Earlier this month, I reported ( The Estate of Mary Fischer in December 9th’s New York Law Journal) a case where a dishonest home health aide was compelled to return stolen assets to the her former employer’s estate. Well, there seems to be a lot more of that sort of thing going around lately as may be seen in The Estate of Martin Neary which was decided by Surrogate Tomei in Kings County (Brooklyn) and reported in the December 19th New York Law Journal (p.40).Martin Neary , an 88 year old attorney had died without a spouse or children . A month earlier, he had executed a will leaving most of his nine hundred thousand dollar estate to his home health attendant, Ava Baker. Objections to the will were filed both by the decedent’s cousin and the Public Administrator and ultimately, a trial was held to determine the issues that had been raised.

Because the will had been executed under the supervision of its attorney-draftsman, there was a presumption that it had been properly executed. The court found that there had been no evidence to contradict this. Furthermore, it was determined that the testimony of the attorney draftsman that the decedent possessed testamentary capacity was sufficient to establish this fact.

Having cleared these primary hurdles, however, Ms. Baker ran into serious trouble once the nature of her relationship with the decedent came to light. The court found that a highly confidential relationship had existed between her and her employer to the extent that she virtually controlled all aspects of his life. The court opined that “the relationship of caregiver and elderly is one in which the greedy and corrupt may find considerable gain”. It was further stated that such a relationship requires ” close scrutiny and extreme vigilance” in order to insure that the transaction was understood and that there was no fraud or undue influence.

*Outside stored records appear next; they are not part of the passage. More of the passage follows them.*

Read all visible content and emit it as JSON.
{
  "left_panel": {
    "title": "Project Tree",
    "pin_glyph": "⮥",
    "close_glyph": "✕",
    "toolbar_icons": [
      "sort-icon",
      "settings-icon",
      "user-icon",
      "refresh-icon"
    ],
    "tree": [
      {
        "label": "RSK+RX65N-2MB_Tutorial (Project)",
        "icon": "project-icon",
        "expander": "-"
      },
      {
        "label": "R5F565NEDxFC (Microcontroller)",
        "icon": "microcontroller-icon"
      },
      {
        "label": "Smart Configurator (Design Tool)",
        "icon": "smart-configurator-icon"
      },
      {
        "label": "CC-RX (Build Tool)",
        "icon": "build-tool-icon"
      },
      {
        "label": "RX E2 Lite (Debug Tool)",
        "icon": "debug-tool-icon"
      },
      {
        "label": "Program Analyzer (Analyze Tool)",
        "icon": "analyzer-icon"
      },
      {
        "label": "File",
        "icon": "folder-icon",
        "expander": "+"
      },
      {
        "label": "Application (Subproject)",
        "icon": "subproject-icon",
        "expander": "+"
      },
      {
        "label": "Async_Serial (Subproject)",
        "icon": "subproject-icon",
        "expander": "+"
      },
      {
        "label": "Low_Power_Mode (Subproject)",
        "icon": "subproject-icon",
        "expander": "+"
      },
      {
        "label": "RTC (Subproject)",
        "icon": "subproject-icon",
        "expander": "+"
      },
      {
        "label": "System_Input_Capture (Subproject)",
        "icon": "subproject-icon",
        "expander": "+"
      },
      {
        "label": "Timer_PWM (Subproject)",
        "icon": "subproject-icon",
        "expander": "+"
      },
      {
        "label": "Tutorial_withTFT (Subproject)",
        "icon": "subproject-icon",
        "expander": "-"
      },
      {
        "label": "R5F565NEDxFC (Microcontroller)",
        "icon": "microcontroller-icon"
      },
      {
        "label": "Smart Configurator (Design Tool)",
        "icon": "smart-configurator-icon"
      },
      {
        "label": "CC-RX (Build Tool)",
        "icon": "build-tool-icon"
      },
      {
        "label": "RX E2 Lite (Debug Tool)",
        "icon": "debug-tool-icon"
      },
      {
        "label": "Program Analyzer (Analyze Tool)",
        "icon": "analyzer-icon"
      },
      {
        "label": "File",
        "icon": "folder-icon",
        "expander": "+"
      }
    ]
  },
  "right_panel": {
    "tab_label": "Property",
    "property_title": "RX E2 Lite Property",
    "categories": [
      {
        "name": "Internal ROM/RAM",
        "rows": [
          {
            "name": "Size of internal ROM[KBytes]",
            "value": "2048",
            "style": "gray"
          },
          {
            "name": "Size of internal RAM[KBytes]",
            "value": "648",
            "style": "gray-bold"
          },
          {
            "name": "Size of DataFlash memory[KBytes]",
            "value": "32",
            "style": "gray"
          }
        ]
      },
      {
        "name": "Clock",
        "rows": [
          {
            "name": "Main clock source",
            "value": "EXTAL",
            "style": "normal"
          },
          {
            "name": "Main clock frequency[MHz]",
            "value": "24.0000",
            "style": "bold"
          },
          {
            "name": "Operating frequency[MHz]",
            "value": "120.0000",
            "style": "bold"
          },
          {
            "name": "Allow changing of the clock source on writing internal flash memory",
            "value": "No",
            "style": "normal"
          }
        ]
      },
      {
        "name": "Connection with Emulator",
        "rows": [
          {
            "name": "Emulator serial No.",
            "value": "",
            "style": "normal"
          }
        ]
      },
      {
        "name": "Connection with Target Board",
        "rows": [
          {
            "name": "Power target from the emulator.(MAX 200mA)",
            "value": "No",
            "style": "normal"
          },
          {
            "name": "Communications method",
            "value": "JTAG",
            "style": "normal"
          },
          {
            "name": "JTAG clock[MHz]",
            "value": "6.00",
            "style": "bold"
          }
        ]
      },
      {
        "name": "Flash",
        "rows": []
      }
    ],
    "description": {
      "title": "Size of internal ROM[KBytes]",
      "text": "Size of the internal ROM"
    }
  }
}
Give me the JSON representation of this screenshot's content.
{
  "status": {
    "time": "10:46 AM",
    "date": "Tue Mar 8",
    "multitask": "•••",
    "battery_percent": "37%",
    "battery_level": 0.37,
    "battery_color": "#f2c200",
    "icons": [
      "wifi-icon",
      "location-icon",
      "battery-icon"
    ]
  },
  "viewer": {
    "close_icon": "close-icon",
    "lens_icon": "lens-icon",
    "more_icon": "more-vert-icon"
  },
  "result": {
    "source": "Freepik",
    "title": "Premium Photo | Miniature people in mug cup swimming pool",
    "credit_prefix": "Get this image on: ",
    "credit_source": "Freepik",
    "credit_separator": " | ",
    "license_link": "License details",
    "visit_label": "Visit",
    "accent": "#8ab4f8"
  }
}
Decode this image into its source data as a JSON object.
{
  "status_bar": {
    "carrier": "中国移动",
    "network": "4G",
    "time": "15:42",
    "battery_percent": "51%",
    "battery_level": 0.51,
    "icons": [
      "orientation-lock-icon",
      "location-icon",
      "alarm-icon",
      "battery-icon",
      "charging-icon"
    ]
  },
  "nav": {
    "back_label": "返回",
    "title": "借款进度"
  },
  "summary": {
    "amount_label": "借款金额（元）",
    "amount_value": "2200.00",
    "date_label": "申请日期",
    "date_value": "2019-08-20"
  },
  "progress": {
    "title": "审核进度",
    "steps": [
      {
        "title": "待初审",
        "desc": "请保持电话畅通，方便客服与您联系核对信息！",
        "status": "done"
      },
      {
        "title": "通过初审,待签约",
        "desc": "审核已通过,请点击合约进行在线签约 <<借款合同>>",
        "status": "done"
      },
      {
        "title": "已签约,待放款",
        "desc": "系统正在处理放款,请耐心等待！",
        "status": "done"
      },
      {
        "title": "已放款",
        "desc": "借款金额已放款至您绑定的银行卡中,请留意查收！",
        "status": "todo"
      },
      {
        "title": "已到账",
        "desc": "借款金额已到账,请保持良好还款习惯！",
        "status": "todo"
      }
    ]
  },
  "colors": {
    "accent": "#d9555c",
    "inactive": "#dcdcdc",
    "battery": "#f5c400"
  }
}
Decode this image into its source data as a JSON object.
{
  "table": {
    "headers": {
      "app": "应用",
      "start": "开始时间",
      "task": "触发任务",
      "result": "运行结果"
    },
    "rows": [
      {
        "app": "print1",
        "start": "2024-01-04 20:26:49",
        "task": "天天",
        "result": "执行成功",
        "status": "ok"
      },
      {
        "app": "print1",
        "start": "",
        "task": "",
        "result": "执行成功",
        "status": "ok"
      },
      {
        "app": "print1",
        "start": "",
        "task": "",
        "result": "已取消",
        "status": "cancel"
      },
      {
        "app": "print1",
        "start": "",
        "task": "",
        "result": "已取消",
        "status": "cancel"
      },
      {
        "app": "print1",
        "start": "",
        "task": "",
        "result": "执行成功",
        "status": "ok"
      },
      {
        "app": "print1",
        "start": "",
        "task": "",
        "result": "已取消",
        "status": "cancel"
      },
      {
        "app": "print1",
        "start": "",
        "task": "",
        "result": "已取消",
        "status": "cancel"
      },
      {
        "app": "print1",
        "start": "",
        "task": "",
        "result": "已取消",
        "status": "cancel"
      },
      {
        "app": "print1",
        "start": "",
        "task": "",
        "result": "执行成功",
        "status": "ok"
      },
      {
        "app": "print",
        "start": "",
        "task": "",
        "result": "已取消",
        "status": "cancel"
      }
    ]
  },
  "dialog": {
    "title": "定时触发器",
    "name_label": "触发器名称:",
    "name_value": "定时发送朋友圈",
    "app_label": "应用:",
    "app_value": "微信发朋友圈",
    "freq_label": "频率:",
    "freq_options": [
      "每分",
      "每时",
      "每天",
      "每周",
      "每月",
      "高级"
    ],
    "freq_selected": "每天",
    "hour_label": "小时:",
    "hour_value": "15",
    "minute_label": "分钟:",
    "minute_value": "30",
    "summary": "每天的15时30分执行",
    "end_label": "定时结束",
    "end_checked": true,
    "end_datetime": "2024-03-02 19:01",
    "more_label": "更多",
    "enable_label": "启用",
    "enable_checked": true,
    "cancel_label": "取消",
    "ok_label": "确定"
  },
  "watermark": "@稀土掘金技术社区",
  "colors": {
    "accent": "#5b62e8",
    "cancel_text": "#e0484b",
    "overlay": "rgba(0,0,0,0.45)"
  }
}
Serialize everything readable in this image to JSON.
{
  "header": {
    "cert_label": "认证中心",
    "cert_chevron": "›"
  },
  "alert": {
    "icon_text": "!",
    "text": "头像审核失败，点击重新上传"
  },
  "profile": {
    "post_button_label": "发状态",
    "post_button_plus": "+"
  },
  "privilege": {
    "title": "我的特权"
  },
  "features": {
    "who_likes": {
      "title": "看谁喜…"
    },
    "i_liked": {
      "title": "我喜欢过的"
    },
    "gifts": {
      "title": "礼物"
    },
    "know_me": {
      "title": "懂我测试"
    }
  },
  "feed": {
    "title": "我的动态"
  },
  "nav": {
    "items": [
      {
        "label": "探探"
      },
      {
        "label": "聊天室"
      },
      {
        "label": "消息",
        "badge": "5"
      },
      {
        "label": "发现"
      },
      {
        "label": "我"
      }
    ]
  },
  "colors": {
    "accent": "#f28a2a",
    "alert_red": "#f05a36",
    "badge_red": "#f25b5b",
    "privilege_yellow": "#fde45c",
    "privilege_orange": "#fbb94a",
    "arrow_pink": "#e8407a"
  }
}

The court further emphasized that where -as here-the attorney-draftsman was associated with the beneficiary of the will , an explanation of this relationship is called for. Surrogate Tomei found that the attorney-draftsman here had not acted appropriately in that his answers were evasive and he failed to establish through contemporaneously-taken notes that he had fully discussed the will with the testator or that the testator had understood what was taking place. Also, the court noted that Ms. Baker had failed to offer a reasonable explanation of the decedent’s largesse towards her. Unable to come to a conclusion that Mr. Neary had understood the nature of the will that he executed and that his confidential relationship with his health aide had not been exploited to loot his estate, the court found that will should not be admitted to probate because it had been the product of undue influence.